Poker is a card game of skill and strategy, and while luck does play a role in the outcome of each hand, skilled players will generally win more often than those who don’t understand the game. The good news is that there are a number of skills that can be learned from playing poker and applied to life in general, including patience, the ability to read people, and how to take control of situations – all of which can help you make more money at the tables and in your personal life.

The most obvious and important skill that poker can teach you is patience. This is a crucial trait to have in any situation in life, and poker can help you learn to stay patient while waiting for your turn at the table. Poker also requires a lot of concentration, as you need to be able to focus on your own hand and ignore any distractions around you.

Another important poker skill is the ability to read people and know when they’re lying. This is a vital part of the game, as it will allow you to take advantage of your opponents and make them fold their hands when they should. The best way to develop this skill is to watch videos of professional players such as Phil Ivey taking bad beats and seeing how they react.

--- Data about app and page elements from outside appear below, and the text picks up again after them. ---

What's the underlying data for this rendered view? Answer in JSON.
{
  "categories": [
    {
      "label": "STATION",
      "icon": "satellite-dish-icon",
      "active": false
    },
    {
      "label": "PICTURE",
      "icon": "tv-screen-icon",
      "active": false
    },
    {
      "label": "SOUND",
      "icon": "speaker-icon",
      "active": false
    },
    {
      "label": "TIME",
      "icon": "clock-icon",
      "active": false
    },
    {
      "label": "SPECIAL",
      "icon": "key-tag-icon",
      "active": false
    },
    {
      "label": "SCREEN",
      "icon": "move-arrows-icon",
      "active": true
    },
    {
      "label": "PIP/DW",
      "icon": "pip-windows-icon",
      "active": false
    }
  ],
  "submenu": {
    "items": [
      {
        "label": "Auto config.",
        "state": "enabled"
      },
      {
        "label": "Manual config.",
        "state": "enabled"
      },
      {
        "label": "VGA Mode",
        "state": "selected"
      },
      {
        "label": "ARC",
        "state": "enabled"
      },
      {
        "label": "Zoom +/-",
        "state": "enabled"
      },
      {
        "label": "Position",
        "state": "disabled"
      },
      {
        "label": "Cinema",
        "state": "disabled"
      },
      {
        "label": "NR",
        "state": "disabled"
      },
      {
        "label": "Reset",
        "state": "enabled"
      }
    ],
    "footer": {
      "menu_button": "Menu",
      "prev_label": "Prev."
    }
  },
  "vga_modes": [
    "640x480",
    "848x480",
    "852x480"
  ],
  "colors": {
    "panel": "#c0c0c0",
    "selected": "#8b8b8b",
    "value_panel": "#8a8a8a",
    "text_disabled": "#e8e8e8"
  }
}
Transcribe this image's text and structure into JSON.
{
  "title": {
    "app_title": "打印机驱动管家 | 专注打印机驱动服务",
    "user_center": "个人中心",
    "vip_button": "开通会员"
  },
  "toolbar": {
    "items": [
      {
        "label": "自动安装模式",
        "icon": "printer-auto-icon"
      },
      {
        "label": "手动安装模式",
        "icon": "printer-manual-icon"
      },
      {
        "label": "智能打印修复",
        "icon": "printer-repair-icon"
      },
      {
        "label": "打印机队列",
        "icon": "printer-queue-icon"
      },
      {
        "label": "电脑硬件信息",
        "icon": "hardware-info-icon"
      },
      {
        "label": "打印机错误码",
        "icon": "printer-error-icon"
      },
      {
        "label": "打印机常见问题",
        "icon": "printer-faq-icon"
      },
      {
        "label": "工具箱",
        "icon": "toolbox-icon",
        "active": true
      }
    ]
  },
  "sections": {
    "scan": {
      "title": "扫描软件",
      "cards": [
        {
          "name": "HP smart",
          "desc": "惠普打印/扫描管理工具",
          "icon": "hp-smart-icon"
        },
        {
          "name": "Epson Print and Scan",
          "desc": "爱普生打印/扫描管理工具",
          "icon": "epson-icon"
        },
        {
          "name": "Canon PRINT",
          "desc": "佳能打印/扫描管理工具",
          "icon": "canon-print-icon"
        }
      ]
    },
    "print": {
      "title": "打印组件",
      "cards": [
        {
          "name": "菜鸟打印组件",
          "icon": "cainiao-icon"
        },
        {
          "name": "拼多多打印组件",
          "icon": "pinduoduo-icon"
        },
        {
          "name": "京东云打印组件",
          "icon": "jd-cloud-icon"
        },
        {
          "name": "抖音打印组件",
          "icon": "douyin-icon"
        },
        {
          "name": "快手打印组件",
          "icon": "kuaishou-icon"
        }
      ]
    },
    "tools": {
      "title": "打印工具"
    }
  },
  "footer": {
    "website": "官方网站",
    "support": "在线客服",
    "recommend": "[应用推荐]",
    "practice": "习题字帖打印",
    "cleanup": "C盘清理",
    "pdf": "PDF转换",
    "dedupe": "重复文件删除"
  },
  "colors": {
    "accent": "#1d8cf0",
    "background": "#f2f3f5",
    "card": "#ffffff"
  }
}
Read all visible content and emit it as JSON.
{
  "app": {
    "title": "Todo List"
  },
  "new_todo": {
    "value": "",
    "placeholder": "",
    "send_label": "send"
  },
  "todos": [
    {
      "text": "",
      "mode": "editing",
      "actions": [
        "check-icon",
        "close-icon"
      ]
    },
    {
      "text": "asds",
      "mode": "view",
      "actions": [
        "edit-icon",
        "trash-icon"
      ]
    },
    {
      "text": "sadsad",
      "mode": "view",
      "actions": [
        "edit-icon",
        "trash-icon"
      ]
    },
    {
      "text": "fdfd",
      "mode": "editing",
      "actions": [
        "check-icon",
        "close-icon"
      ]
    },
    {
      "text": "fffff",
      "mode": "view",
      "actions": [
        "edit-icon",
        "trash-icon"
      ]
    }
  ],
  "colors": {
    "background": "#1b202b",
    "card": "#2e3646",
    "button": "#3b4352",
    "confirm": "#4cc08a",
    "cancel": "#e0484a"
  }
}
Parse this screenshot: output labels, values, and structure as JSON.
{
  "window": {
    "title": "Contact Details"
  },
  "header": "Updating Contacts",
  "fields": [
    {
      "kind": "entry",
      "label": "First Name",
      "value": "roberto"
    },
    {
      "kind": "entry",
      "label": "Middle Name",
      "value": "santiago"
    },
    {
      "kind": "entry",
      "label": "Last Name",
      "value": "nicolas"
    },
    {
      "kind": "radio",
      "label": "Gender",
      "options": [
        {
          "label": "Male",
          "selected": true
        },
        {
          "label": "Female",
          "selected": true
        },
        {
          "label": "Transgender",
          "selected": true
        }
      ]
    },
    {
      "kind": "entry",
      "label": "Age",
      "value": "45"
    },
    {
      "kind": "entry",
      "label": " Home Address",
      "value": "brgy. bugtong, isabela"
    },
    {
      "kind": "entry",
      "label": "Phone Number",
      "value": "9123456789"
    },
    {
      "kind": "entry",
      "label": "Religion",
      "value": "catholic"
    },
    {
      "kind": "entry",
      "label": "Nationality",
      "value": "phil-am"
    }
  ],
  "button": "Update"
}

Being able to count your chips is also an important skill to have in poker. This is because poker is a game where you will often lose money, and being able to keep track of your bankroll will prevent you from going broke. It will also help you make better decisions at the table, as you will be able to determine whether a call or raise has positive expected value for your hand.

Finally, poker can also improve your math skills by helping you to calculate probabilities quickly and accurately. This is especially true if you choose to play a more aggressive style, as this will encourage your opponents to overthink their decisions and make mistakes that you can capitalize on.

In addition to improving your math and counting skills, poker can also teach you the importance of risk versus reward. This is a key principle in any form of gambling, and it will help you avoid making poor decisions at the table that can cost you big. In addition, poker can help you learn how to be more selective with the games that you play, as you should always try to find the ones that offer the most potential for long-term profitability.